## REQUIRED ACTION
List each line of the data that holds the word "database".

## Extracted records
*** Block opens ***

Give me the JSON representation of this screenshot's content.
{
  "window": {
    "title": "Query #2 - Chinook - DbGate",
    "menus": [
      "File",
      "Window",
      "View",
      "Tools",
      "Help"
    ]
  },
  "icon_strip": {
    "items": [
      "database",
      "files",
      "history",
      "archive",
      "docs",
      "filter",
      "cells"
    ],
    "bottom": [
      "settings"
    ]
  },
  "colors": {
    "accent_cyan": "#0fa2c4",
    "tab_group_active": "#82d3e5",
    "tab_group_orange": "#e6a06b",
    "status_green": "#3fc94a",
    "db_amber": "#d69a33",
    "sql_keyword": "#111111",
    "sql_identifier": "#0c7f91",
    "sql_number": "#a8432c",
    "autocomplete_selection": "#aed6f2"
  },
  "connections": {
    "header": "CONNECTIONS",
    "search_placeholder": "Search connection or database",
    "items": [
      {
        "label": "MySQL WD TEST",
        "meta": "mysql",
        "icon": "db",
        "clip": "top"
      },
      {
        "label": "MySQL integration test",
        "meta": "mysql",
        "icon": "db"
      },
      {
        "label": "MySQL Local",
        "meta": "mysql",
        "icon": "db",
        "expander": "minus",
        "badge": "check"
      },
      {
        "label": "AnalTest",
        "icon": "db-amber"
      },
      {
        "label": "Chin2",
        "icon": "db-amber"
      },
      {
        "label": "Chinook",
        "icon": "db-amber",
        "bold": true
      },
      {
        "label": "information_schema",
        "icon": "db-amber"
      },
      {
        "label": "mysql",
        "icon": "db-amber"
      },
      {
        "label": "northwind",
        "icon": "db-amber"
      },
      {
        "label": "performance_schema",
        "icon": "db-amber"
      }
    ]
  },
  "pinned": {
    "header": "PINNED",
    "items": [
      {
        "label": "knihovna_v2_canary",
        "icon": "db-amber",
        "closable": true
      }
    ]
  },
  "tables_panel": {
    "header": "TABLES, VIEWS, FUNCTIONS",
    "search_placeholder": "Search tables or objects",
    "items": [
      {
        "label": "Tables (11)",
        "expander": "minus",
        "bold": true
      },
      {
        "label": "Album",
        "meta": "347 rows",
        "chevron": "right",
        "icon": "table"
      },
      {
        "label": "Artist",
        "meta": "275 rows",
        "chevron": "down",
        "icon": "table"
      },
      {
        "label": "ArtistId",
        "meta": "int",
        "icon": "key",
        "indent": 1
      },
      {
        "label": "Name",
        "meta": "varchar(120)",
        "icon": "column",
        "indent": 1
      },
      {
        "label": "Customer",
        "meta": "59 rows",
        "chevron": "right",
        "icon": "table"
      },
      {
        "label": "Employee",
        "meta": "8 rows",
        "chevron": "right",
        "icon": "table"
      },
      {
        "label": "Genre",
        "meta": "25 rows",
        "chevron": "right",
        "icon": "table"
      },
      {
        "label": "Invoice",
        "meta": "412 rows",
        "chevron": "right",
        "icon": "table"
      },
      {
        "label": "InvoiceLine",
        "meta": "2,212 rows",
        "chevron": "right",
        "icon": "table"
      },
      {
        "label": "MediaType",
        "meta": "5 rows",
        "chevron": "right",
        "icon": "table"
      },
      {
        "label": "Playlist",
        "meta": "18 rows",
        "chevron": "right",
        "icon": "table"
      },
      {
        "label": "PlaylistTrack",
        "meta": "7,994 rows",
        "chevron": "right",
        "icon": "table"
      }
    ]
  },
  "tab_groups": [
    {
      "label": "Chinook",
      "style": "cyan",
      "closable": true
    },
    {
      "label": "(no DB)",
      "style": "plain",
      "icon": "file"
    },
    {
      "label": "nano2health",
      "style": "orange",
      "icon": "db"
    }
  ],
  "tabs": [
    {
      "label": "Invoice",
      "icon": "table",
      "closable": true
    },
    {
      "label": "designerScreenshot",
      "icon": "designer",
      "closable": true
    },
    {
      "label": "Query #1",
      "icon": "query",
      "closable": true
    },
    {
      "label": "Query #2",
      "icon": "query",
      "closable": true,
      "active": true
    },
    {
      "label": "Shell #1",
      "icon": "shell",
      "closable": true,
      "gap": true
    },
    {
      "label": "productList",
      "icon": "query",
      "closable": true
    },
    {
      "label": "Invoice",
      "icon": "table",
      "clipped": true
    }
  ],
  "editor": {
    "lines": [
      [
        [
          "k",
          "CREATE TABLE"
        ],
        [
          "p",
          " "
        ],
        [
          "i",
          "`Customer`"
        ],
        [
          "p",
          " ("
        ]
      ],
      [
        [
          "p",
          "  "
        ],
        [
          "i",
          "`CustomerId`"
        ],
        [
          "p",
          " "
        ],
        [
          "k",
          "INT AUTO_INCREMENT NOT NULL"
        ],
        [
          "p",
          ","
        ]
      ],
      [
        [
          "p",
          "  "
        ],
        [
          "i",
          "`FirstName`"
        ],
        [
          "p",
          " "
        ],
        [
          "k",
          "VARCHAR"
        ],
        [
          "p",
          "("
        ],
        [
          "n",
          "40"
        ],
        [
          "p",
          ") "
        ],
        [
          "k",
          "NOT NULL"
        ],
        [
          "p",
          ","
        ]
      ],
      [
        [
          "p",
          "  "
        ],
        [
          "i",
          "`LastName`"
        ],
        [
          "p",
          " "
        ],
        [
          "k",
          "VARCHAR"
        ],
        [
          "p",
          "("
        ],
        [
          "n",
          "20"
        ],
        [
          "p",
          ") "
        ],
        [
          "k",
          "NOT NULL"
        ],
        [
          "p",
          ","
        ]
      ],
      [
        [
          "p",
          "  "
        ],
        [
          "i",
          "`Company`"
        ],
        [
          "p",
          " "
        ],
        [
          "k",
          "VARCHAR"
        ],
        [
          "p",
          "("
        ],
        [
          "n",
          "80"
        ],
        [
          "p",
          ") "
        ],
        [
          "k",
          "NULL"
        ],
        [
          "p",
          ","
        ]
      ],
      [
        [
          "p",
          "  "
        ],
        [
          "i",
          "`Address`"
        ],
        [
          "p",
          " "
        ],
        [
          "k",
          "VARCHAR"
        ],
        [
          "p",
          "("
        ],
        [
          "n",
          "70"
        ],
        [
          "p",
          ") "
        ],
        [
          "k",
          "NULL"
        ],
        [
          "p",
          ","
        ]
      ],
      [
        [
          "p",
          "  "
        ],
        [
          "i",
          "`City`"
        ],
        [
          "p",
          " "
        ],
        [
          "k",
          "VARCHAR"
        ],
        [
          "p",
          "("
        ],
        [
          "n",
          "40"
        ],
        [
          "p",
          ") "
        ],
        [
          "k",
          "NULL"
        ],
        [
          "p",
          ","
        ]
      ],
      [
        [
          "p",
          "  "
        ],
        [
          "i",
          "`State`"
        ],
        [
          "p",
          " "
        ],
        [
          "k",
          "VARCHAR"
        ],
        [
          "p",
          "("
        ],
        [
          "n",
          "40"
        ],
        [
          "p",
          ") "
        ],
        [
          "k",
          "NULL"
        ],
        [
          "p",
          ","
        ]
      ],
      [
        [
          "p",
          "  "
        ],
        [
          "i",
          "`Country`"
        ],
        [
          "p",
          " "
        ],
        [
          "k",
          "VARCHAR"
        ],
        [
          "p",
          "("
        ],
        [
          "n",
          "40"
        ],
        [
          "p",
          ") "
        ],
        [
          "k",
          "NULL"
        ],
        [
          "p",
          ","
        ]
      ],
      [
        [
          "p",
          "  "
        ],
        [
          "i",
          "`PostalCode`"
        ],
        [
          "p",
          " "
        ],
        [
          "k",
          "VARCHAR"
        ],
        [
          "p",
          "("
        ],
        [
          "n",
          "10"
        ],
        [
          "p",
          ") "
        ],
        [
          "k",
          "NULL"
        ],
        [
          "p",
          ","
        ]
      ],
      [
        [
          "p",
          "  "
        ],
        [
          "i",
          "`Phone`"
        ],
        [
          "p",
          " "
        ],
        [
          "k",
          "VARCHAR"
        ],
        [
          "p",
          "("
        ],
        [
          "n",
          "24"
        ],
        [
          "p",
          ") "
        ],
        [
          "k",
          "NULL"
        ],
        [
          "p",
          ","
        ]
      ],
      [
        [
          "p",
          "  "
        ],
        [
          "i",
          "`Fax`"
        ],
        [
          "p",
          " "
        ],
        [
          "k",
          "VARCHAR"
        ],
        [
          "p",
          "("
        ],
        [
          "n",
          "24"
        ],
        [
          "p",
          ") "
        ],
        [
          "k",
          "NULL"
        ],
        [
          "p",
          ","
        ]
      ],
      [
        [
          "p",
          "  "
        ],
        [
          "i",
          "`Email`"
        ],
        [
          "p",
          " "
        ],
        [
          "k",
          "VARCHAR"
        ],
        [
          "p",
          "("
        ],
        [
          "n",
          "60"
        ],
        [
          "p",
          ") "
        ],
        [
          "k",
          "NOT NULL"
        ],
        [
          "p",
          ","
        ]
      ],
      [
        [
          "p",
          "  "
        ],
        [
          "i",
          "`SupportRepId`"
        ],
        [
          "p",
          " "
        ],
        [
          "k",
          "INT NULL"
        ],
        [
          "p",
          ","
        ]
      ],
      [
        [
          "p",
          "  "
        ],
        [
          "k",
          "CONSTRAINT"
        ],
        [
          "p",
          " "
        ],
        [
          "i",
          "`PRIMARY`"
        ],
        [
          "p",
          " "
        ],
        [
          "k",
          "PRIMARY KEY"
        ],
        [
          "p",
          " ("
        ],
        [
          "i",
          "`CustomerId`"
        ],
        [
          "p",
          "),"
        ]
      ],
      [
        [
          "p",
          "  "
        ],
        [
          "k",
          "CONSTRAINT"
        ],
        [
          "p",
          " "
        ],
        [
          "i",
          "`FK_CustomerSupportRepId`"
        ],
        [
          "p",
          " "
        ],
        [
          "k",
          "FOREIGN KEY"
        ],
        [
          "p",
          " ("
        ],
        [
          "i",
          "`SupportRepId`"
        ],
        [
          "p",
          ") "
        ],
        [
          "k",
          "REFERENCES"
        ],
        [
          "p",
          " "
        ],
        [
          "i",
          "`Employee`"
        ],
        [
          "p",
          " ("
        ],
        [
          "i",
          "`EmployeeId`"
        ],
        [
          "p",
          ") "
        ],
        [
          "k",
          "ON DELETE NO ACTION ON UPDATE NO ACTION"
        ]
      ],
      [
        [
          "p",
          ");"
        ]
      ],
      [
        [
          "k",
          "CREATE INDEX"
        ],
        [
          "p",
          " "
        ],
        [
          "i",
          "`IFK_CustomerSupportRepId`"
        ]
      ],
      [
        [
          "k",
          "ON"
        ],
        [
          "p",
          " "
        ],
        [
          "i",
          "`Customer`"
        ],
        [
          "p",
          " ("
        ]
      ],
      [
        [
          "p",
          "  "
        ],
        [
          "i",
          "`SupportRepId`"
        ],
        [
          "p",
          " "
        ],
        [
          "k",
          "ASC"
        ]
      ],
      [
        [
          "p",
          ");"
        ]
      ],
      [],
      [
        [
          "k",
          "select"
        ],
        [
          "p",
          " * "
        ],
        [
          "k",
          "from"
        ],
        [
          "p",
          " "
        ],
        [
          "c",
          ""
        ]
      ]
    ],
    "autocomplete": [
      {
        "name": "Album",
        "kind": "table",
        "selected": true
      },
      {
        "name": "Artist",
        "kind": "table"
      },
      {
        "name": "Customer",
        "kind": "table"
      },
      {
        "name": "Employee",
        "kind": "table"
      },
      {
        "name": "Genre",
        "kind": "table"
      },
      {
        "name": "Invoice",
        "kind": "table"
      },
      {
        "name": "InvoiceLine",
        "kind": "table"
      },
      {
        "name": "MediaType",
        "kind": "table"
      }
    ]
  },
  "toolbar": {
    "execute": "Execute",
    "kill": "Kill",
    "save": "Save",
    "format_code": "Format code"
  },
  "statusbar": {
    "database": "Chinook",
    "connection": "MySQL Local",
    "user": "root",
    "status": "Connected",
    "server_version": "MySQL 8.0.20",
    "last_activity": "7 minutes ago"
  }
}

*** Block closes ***

## TASK ANSWER
      "database",
    "search_placeholder": "Search connection or database",
    "database": "Chinook",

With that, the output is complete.